+++ Data to use

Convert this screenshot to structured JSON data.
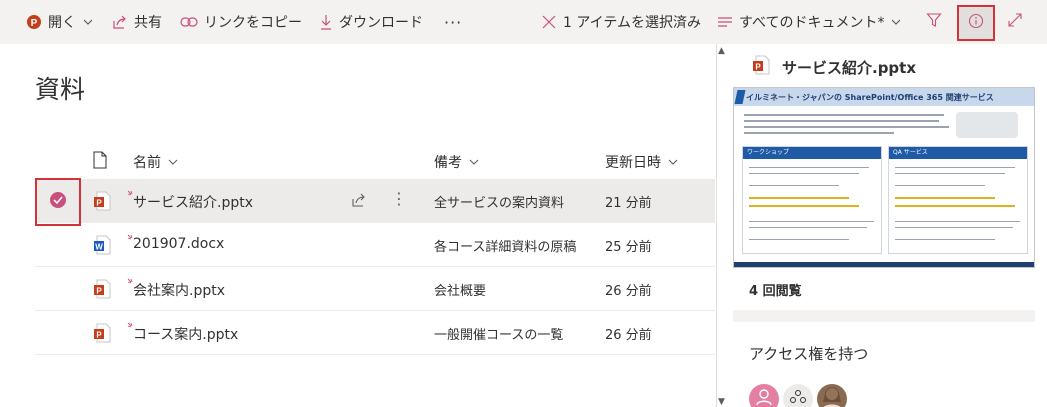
{
  "toolbar": {
    "open_label": "開く",
    "share_label": "共有",
    "copy_link_label": "リンクをコピー",
    "download_label": "ダウンロード",
    "more_label": "···",
    "selection_label": "1 アイテムを選択済み",
    "view_label": "すべてのドキュメント*"
  },
  "library": {
    "title": "資料",
    "columns": {
      "name": "名前",
      "note": "備考",
      "modified": "更新日時"
    },
    "rows": [
      {
        "name": "サービス紹介.pptx",
        "type": "pptx",
        "note": "全サービスの案内資料",
        "modified": "21 分前",
        "selected": true
      },
      {
        "name": "201907.docx",
        "type": "docx",
        "note": "各コース詳細資料の原稿",
        "modified": "25 分前",
        "selected": false
      },
      {
        "name": "会社案内.pptx",
        "type": "pptx",
        "note": "会社概要",
        "modified": "26 分前",
        "selected": false
      },
      {
        "name": "コース案内.pptx",
        "type": "pptx",
        "note": "一般開催コースの一覧",
        "modified": "26 分前",
        "selected": false
      }
    ]
  },
  "details": {
    "file_name": "サービス紹介.pptx",
    "thumbnail_title": "イルミネート・ジャパンの SharePoint/Office 365 関連サービス",
    "thumbnail_box1": "ワークショップ",
    "thumbnail_box2": "QA サービス",
    "views": "4 回閲覧",
    "access_heading": "アクセス権を持つ"
  },
  "colors": {
    "accent_red": "#d13438",
    "ppt_red": "#c43e1c",
    "word_blue": "#185abd",
    "check_pink": "#c94f7c",
    "toolbar_bg": "#f3f2f1"
  }
}
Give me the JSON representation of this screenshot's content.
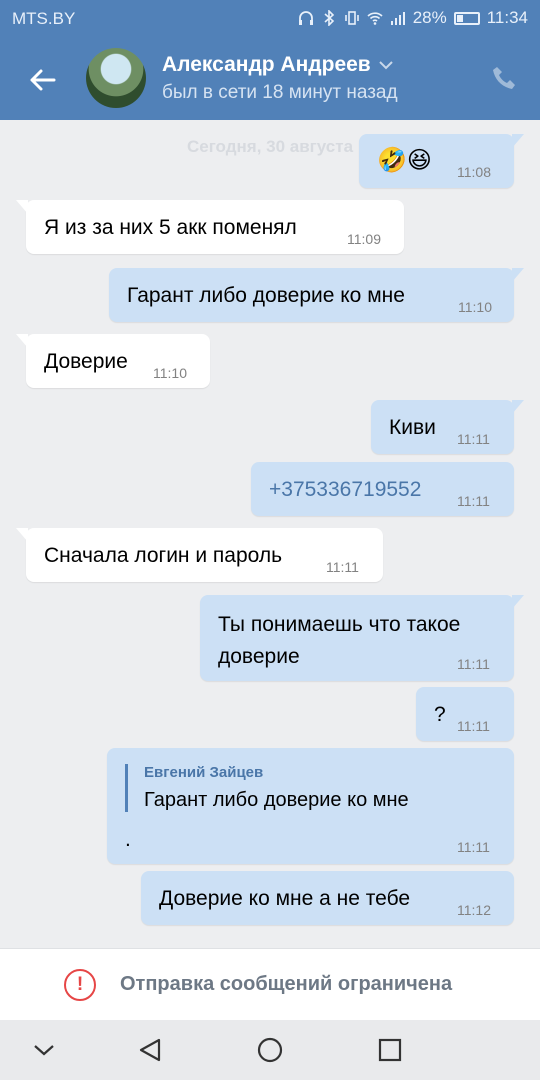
{
  "status_bar": {
    "carrier": "MTS.BY",
    "battery": "28%",
    "time": "11:34"
  },
  "header": {
    "name": "Александр Андреев",
    "last_seen": "был в сети 18 минут назад"
  },
  "chat": {
    "date_divider": "Сегодня, 30 августа",
    "messages": [
      {
        "dir": "out",
        "text": "🤣😆",
        "time": "11:08"
      },
      {
        "dir": "in",
        "text": "Я из за них 5 акк поменял",
        "time": "11:09"
      },
      {
        "dir": "out",
        "text": "Гарант либо доверие ко мне",
        "time": "11:10"
      },
      {
        "dir": "in",
        "text": "Доверие",
        "time": "11:10"
      },
      {
        "dir": "out",
        "text": "Киви",
        "time": "11:11"
      },
      {
        "dir": "out",
        "text": "+375336719552",
        "time": "11:11"
      },
      {
        "dir": "in",
        "text": "Сначала логин и пароль",
        "time": "11:11"
      },
      {
        "dir": "out",
        "text": "Ты понимаешь что такое доверие",
        "time": "11:11"
      },
      {
        "dir": "out",
        "text": "?",
        "time": "11:11"
      },
      {
        "dir": "out",
        "text": ".",
        "time": "11:11",
        "reply_author": "Евгений Зайцев",
        "reply_text": "Гарант либо доверие ко мне"
      },
      {
        "dir": "out",
        "text": "Доверие ко мне а не тебе",
        "time": "11:12"
      }
    ]
  },
  "composer": {
    "restriction": "Отправка сообщений ограничена"
  },
  "colors": {
    "header": "#5181b8",
    "outgoing_bubble": "#cce0f5",
    "incoming_bubble": "#ffffff",
    "warning": "#e64646"
  }
}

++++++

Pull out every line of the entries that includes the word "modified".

      "modified": "更新日時"
        "modified": "21 分前",
        "modified": "25 分前",
        "modified": "26 分前",
        "modified": "26 分前",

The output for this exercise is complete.